British producer/star of the time-travel romp “Timewasters” Daniel Lawrence Taylor was inspired by the fact that most period dramas feature homogenous actors.
“One of the important things about ‘timewasters’ is that you rarely get to see black people in period pieces. And that was so exciting to me — writing myself and other young black actors as well, and making it And bringing us all on screen together,” Taylor told The Post from her home in London.
Premiering Friday (11 June), the half-hour comedy originally aired on ITV2 in the UK and landed here on IMDb TV (Amazon’s free streamer). Set in London, the series follows four friends in a jazz quartet who discover an elevator that magically brings them from the present day to the 1920s. There, they find that members of high society embrace them, as jazz is all the rage.
“those days [that I created the show] I was randomly learning to play the trumpet – and I thought, ‘Wouldn’t it be cool to make a jazz band?’ And also, there were a lot of shows in the UK at the time like ‘The Inbetweener’ and ‘Drifters’ about a group of dudes going around doing crazy stuff,” Taylor said. “So, I thought, ‘What Wouldn’t it be nice if it was an all-black’ [friend] The show… Time Travel added a whole new layer to allowing me to satire a little and push the boundaries, which I’ve always enjoyed doing in my comedy. “
Taylor, who has also been on “Tracey Ullman’s Show,” said she added a personal touch to the “timewasters.” The jazz quartet is made up of Nick (Taylor), Jason (Cadiff Kirwan), Lauren (Adeleo Adedeo) and Horace (Samson Kayo).
“All the characters are named after my siblings,” he said. “Of course everyone finds their family funny, but I find my family quite funny. One of my siblings isn’t named after only one, it’s Horace. And the only reason for that was a joke that got cut. Gaya. So my brother Dominic is not happy with it. But I told him that [Horace’s] Middle name is Dominic.”
Although this is the first show that Taylor has created and starred in, balancing duties in front of and behind the camera wasn’t hard, he said — although it did have some challenges.

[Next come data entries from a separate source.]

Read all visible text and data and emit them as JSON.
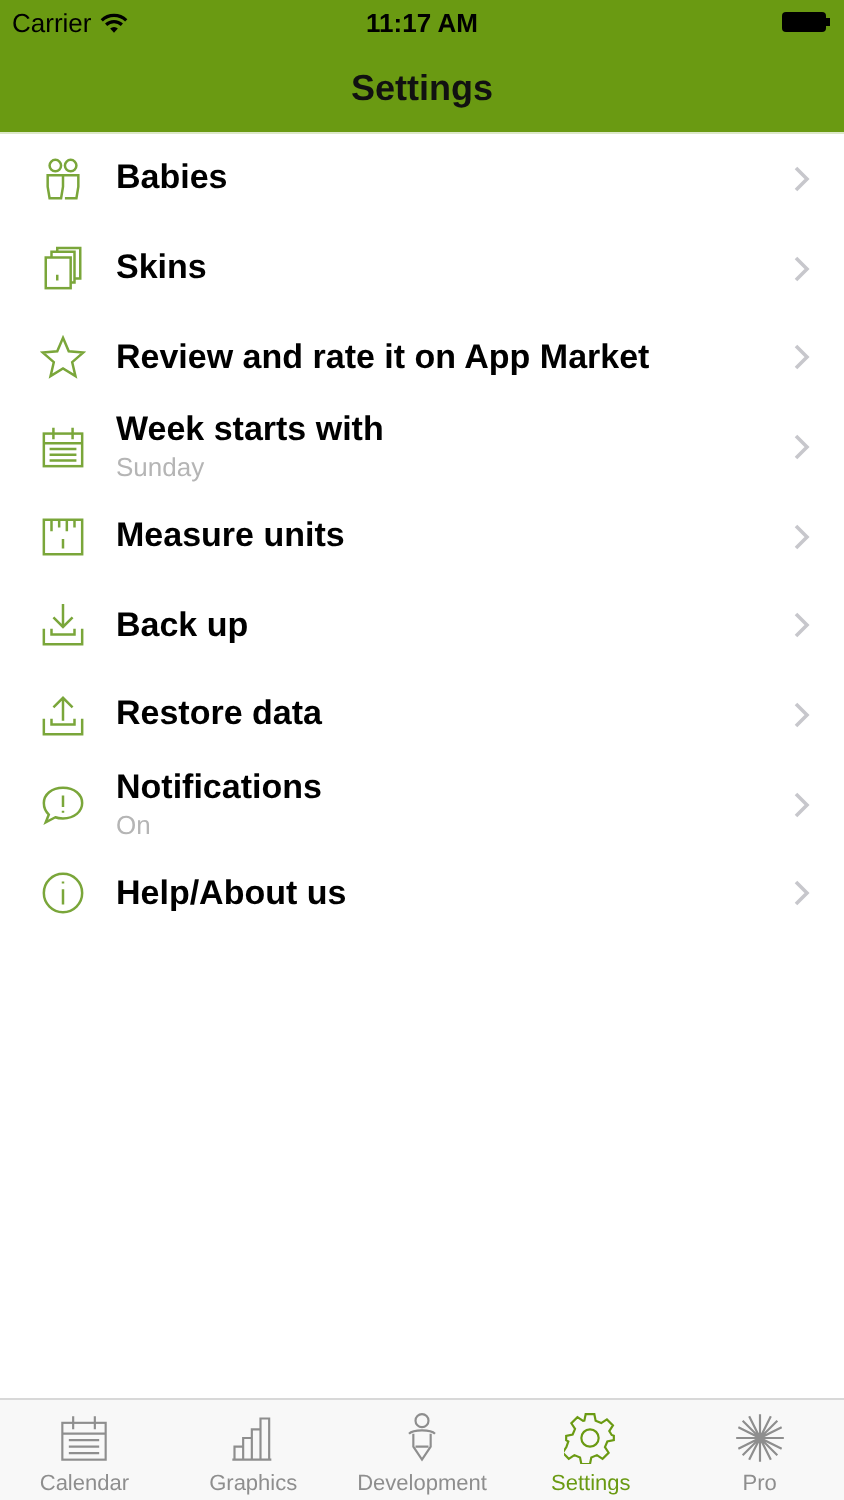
{
  "status_bar": {
    "carrier": "Carrier",
    "time": "11:17 AM"
  },
  "nav_bar": {
    "title": "Settings"
  },
  "settings": [
    {
      "label": "Babies"
    },
    {
      "label": "Skins"
    },
    {
      "label": "Review and rate it on App Market"
    },
    {
      "label": "Week starts with",
      "detail": "Sunday"
    },
    {
      "label": "Measure units"
    },
    {
      "label": "Back up"
    },
    {
      "label": "Restore data"
    },
    {
      "label": "Notifications",
      "detail": "On"
    },
    {
      "label": "Help/About us"
    }
  ],
  "tab_bar": [
    {
      "label": "Calendar",
      "selected": false
    },
    {
      "label": "Graphics",
      "selected": false
    },
    {
      "label": "Development",
      "selected": false
    },
    {
      "label": "Settings",
      "selected": true
    },
    {
      "label": "Pro",
      "selected": false
    }
  ]
}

“I like both elements because they work on different sides of the brain. But it is always quite difficult to write something down and know that you are going to do it later,” he said. [scene] Where I go completely naked. And I remember writing, ‘Why am I writing this knowing I have to be naked?’ And then I think, ‘It’s okay; Before we do that, I’ll workout and look great!’ And obviously you don’t do those things.
“But the fun side is that you get to create the roles for yourself.”